(Web page and app entries)
________
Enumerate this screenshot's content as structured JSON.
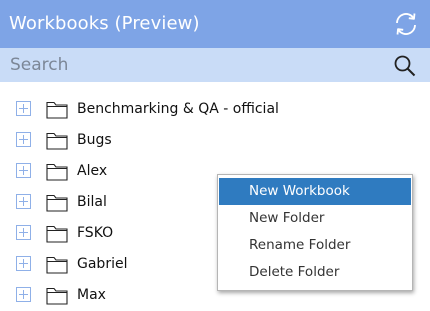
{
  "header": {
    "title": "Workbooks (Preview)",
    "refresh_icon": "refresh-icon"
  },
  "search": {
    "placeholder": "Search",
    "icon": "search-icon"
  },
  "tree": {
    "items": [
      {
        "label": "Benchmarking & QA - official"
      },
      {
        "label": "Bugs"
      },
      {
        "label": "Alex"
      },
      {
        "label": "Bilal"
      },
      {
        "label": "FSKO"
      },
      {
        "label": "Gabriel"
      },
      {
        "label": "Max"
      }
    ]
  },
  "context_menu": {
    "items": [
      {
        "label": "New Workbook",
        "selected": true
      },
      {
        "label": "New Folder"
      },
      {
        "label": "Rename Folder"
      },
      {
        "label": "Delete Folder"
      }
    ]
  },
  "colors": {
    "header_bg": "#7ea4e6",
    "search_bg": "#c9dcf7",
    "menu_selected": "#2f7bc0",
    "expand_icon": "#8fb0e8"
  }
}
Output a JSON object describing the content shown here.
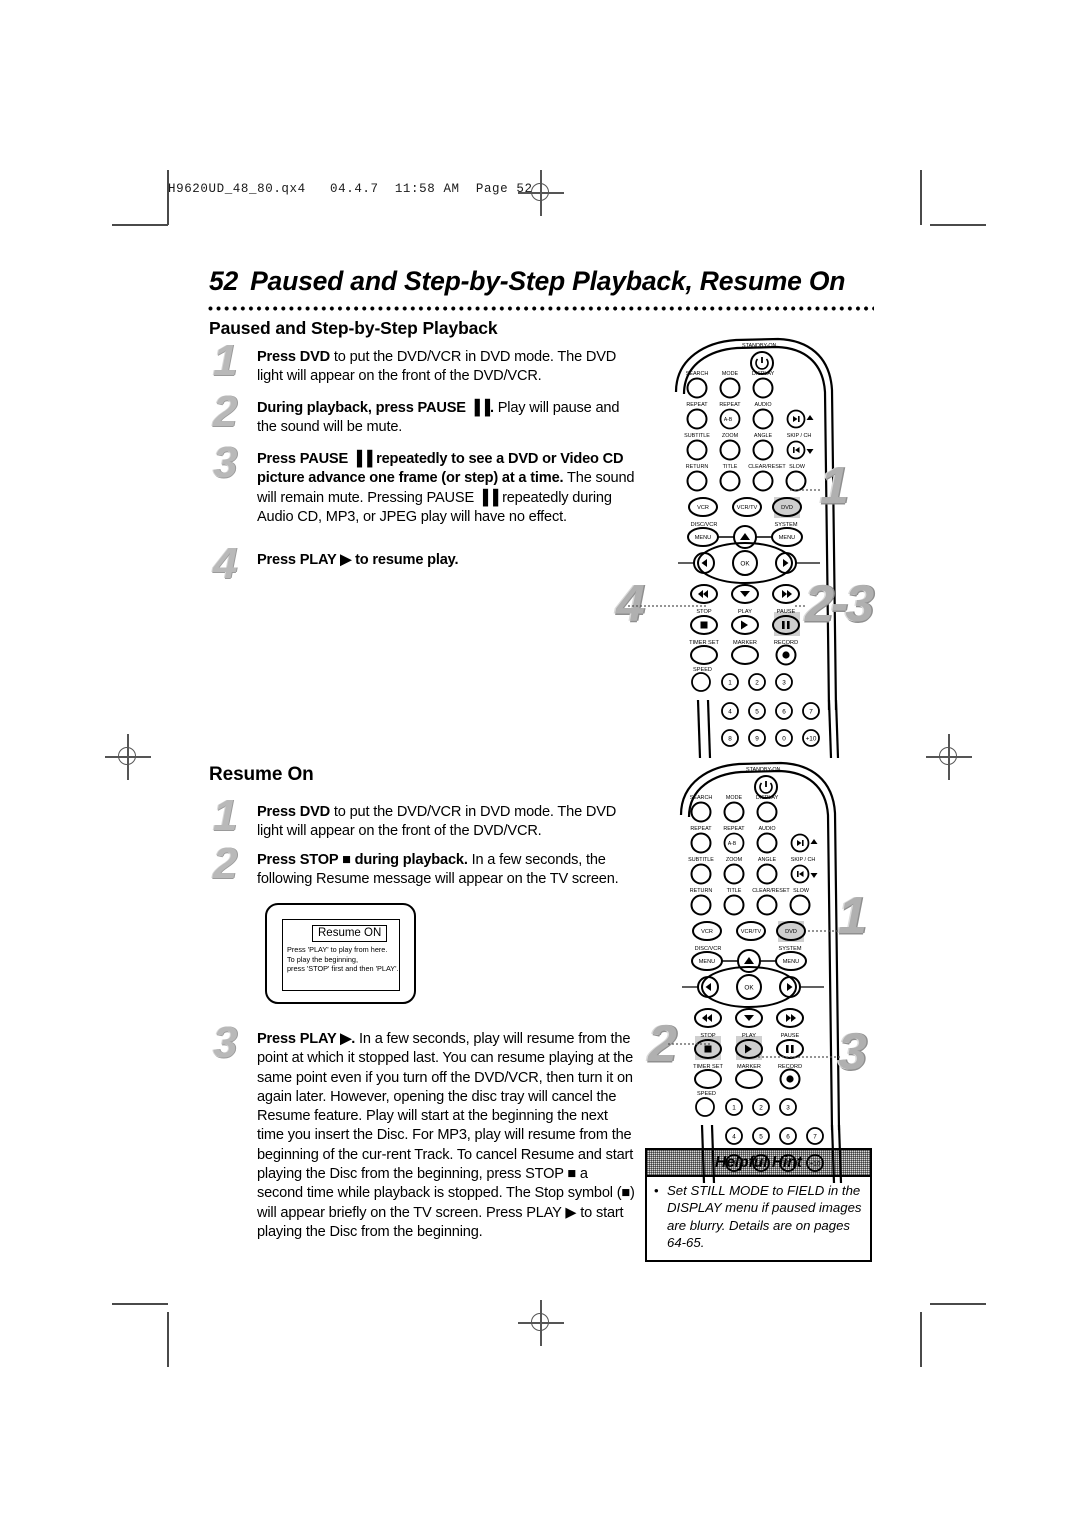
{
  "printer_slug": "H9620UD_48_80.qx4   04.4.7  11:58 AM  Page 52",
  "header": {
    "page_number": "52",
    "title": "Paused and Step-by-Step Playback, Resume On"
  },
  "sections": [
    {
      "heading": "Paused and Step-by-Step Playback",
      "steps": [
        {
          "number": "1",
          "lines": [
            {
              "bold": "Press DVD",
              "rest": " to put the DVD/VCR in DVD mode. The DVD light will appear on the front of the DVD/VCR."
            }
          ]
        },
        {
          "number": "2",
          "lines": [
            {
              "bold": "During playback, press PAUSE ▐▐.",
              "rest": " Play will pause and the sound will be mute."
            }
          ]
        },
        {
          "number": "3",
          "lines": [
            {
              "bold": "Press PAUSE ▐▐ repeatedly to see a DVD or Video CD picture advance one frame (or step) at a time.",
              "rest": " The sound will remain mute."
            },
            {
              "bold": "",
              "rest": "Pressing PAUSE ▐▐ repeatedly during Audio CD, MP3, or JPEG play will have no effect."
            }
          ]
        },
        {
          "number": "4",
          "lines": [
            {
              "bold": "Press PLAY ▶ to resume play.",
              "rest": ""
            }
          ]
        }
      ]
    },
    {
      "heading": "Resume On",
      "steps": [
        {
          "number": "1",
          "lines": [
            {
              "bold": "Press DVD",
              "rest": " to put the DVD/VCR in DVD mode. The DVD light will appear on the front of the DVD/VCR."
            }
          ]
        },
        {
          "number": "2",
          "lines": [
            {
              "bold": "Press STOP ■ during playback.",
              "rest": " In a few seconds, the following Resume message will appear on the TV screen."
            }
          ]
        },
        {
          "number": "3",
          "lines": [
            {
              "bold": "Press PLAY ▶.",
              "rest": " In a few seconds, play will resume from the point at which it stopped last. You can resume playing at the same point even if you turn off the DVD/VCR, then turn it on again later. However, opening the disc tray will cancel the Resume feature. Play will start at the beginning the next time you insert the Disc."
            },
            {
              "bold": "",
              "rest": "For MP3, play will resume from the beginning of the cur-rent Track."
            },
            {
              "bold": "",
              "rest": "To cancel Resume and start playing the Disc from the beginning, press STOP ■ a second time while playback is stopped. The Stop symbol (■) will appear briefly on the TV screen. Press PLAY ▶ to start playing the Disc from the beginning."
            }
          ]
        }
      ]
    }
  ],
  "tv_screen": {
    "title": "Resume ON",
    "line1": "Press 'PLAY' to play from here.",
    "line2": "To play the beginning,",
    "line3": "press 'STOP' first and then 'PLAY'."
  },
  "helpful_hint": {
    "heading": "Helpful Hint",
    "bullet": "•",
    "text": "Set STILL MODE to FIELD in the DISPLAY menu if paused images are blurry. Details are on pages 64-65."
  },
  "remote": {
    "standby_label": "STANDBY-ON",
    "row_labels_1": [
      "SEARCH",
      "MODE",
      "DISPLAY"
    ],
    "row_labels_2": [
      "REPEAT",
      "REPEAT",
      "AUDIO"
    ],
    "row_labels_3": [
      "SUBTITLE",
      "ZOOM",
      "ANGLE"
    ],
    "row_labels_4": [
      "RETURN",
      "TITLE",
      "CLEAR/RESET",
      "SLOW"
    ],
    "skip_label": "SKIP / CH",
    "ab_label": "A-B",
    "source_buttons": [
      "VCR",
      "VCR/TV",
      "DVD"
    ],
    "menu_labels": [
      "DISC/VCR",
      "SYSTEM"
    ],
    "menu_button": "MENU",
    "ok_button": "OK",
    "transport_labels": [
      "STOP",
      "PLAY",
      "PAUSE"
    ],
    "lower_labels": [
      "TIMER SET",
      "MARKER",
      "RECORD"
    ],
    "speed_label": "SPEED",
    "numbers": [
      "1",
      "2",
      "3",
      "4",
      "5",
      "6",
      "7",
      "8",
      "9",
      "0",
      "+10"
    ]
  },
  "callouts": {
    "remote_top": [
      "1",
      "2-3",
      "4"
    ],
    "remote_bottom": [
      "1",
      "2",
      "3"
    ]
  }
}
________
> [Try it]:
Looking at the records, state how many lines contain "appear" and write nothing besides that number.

> [Response below]:
4